STOP gambling with people's lives. That is the strongly-worded message to anyone who is breaching lockdown and social distancing rules from Dr Paul McGlinchey, a consultant cardiologist at the Western Trust.
The recent glorious weather we have been enjoying appears to have coincided with a heavier flow of traffic on our roads and there have been disturbing reports of families hosting barbecues and parties with people outside of their home over the weekend, despite the fact strict lockdown measures to combat the spread of COVID-19 are still in place.
Omagh town councillor, Stephen Donnelly, felt the need to make an appeal urging people to stop making unnecessary visits to local banks, while on social media there have been claims that parents are grocery shopping with their children.
Over 50 notices have been handed out by police to people in the Fermanagh and Omagh policing area to people who have flouted lockdown restrictions.
According to statistics released by the PSNI, a total of 58 notices have been issued during the period between March 30 and April 24 to those who have broken restrictions imposed to prevent the spread of coronavirus.
Of these, 29 were Penalty Notices for Disorder (PND) - a fine - and 29 were Community Resolution Notices (CRN).
Dr McGlinchey said it is 'very clear' people are growing complacent in the battle against coronavirus and anyone acting 'selfishly' by failing to adhere to government rules was putting people's lives at risk.
"I travel the road from Omagh to Derry three times a week and there is noticeably more traffic, particularly from the middle of last week," Dr McGlinchey told the Tyrone Constitution.
"I think people are taking their own decisions in relaxing social distancing and that's totally at odds to what the scientific advice is and the advice from government.
"I'm not sure what right people have in becoming an expert. What they are doing is risking prolongation of the COVID-19 pandemic.
"They are acting irresponsibly and immorally. They are risking lives because there is a lockdown in place."
Dr McGlinchey warned that although the majority of people were complying with restrictions, the actions of the minority would have 'detrimental effects on society'.
"The public in the main have been brilliant and as someone who works in the health service, that has been a great source of encouragement for us and the work that we do.
"The public displays of appreciation - the demonstrations outside Omagh Hospital and the South West Acute Hospital, the road signs thanking NHS workers - have been great.
"But to hear stories of people flaunting these rules because they are feeling bored, I just think it's really selfish.
"They are risking having more people affected with coronavirus and the subsequent mortality associated with that.
"People should not be making their own decisions about relaxing social distances and social isolation or any part of government policy.
"I can't understand why some people think their rights and priorities outweigh the rights of everyone else."
Any relaxation of the rules will be determined by the government and would be a gradual process, said Dr McGlinchey.

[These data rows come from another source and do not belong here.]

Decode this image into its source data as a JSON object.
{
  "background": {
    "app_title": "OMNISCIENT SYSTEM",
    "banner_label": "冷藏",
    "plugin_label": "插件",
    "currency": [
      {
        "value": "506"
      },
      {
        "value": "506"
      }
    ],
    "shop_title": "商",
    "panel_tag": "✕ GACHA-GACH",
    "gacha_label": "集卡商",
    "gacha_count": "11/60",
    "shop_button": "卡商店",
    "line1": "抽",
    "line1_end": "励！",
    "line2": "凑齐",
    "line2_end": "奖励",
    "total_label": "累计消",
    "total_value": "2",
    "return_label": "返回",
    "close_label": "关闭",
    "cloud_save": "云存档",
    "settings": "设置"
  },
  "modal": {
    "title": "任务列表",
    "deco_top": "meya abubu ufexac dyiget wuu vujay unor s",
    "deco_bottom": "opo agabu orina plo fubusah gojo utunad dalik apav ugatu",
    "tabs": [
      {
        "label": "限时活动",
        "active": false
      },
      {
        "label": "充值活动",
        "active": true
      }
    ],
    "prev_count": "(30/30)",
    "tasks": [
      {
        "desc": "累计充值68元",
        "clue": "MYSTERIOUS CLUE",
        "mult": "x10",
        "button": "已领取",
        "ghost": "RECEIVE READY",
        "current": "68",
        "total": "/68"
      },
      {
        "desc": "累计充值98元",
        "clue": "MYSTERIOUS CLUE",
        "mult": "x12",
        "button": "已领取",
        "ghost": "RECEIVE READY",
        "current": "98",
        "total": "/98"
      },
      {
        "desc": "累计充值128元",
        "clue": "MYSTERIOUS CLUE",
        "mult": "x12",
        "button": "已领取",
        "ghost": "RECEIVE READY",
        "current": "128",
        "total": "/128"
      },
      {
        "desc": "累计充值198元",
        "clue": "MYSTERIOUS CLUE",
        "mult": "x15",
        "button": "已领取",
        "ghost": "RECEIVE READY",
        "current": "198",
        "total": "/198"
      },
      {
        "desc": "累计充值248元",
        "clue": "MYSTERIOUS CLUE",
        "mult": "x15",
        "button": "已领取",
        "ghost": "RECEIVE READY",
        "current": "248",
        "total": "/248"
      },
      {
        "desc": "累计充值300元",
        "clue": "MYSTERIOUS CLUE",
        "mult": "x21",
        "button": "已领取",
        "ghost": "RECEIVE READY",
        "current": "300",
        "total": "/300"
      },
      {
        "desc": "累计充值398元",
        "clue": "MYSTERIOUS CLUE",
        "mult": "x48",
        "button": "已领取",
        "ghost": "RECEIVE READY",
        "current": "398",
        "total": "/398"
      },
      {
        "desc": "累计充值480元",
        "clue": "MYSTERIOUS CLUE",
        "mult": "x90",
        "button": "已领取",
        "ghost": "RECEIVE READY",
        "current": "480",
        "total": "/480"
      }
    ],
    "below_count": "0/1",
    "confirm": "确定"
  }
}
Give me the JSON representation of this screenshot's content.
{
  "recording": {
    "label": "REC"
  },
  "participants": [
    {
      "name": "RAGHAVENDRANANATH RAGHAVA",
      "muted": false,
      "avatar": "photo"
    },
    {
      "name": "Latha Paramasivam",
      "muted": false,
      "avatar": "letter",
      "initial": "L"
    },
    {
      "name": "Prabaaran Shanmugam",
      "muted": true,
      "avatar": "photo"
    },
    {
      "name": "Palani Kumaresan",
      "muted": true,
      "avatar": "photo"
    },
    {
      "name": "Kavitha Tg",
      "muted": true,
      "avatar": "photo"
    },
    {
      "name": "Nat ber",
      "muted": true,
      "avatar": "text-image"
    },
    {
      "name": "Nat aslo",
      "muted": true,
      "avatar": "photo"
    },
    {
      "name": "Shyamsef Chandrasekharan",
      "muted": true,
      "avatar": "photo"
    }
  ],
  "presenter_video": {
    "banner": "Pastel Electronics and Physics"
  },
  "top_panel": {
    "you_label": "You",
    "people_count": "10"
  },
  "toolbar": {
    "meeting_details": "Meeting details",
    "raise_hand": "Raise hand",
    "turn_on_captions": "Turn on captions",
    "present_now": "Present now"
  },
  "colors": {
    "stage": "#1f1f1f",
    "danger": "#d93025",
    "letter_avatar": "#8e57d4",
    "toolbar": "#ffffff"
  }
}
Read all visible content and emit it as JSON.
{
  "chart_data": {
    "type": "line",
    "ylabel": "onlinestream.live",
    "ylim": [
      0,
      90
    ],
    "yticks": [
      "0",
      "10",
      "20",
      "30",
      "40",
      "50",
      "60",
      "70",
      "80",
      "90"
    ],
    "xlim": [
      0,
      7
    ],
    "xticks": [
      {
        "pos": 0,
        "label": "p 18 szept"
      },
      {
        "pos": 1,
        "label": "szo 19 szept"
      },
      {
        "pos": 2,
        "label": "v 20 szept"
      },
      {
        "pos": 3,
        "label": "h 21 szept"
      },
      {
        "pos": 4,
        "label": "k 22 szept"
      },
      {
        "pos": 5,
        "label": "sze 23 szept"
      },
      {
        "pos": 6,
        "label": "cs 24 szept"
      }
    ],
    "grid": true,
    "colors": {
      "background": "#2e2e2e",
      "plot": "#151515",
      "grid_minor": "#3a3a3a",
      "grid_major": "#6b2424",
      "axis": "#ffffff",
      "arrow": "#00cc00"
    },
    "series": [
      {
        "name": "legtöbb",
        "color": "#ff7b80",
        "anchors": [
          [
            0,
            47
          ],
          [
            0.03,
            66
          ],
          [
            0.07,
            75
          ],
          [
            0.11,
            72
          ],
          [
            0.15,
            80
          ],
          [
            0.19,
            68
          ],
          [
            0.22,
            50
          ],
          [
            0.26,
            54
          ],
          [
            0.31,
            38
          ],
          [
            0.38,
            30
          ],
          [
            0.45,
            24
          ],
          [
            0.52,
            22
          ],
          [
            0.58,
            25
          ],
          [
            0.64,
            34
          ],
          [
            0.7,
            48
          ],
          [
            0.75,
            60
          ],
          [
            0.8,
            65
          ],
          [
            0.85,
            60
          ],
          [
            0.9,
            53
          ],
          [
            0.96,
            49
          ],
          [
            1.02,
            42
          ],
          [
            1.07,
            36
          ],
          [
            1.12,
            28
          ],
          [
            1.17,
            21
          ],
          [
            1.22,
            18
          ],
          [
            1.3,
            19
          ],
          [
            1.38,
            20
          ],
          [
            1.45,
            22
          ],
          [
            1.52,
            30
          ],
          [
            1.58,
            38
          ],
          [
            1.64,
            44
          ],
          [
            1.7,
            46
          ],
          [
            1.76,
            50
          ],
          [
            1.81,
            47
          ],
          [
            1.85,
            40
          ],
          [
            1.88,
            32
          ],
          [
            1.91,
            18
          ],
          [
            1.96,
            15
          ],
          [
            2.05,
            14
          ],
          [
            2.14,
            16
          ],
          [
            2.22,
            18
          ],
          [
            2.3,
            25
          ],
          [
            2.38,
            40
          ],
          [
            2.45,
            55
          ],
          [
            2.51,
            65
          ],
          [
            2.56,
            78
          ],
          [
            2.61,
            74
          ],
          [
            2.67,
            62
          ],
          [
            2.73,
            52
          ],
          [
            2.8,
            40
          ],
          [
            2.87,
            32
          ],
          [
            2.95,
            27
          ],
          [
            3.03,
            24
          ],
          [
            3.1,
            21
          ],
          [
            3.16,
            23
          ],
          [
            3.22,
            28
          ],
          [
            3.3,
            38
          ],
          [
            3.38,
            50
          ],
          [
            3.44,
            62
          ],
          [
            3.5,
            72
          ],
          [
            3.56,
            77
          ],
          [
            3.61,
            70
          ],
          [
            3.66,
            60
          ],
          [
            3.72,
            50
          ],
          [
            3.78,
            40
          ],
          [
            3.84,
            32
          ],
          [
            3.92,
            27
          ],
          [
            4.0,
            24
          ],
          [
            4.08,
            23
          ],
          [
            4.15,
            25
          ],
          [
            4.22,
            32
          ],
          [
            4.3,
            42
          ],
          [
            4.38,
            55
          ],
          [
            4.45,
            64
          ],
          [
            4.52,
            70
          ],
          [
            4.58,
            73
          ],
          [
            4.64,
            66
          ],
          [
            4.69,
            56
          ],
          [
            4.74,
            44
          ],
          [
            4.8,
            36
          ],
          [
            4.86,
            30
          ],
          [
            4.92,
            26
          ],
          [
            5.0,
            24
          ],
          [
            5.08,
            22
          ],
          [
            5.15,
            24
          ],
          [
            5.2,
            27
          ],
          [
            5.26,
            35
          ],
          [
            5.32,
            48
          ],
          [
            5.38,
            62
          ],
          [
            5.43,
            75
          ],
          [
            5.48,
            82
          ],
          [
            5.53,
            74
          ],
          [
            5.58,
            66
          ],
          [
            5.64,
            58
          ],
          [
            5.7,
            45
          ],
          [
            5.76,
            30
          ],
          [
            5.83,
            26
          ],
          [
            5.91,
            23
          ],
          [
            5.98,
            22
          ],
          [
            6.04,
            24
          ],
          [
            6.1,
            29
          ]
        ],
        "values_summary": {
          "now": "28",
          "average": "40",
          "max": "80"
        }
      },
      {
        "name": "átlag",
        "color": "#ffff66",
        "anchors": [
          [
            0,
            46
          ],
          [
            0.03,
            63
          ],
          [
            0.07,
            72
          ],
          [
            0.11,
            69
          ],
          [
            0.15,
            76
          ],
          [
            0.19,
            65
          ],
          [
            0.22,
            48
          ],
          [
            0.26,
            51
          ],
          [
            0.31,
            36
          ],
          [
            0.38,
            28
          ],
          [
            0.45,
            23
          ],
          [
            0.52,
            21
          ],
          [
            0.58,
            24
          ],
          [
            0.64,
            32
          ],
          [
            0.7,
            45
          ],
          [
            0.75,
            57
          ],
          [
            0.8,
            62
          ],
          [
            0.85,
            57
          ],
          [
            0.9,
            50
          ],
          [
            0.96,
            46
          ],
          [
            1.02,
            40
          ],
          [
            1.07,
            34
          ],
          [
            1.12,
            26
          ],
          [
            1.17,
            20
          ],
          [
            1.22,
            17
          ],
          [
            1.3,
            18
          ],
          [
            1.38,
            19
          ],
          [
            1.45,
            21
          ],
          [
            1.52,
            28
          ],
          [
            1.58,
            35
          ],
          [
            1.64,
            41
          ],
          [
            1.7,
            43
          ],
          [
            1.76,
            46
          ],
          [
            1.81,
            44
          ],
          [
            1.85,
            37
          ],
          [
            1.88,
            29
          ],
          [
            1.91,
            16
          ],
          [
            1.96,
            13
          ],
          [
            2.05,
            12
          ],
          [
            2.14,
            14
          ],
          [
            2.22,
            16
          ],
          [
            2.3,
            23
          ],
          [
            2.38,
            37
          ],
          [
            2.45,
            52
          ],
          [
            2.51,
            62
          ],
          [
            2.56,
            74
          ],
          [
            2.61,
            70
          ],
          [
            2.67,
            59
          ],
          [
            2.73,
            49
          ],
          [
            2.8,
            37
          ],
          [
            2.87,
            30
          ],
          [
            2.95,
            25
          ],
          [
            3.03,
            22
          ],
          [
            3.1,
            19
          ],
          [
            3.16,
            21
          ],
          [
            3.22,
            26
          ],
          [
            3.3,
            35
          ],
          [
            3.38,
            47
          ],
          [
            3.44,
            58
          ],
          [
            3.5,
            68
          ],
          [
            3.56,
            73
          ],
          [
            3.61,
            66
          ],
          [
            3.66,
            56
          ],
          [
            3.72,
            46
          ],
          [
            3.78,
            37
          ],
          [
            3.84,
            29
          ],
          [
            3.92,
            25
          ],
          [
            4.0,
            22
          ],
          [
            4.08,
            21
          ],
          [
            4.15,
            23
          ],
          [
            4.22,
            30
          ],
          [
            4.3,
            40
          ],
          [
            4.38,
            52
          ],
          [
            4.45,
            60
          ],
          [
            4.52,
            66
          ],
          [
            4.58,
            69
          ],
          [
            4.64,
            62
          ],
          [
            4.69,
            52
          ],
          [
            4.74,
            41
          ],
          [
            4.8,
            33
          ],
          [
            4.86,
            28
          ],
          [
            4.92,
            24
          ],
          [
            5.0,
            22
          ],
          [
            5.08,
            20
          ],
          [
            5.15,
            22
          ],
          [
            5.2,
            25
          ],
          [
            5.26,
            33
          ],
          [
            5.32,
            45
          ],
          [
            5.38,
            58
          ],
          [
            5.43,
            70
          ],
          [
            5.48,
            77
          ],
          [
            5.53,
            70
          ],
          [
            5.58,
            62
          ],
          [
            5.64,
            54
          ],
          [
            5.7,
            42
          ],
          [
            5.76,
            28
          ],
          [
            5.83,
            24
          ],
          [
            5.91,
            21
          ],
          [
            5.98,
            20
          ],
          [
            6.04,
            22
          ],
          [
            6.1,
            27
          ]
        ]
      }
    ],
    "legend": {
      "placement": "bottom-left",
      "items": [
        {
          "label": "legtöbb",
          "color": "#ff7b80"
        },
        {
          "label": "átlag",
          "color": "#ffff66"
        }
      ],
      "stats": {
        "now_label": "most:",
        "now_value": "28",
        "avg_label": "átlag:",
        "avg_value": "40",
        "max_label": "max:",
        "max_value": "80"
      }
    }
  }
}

"You should only be in the company of others if there is an essential need for it. By mingling, you are promoting the spread of coronavirus and it only prolongs the changes we have had to endure within our society and health service."
At Stormont's COVID-19 press conference on Monday, First Minister Arlene Foster said now is not the time for the government, business and the public to gamble with people's lives.
"Please remain at home as much as possible," she added "Please stay at home and please save lives."
Mrs Foster echoed Prime Minister Boris Johnson's comments that we are "at a moment of great risk".
The Deputy First Minister Michelle O'Neill said that people in Northern Ireland must learn to live with radical changes to daily life until a vaccine is developed.
"It was disappointing to hear reports from some people who seem to have decided for themselves that it's time to relax the restrictions that are in place to save lives.
"That kind of attitude is wrong; it's reckless and it's endangering lives," she added.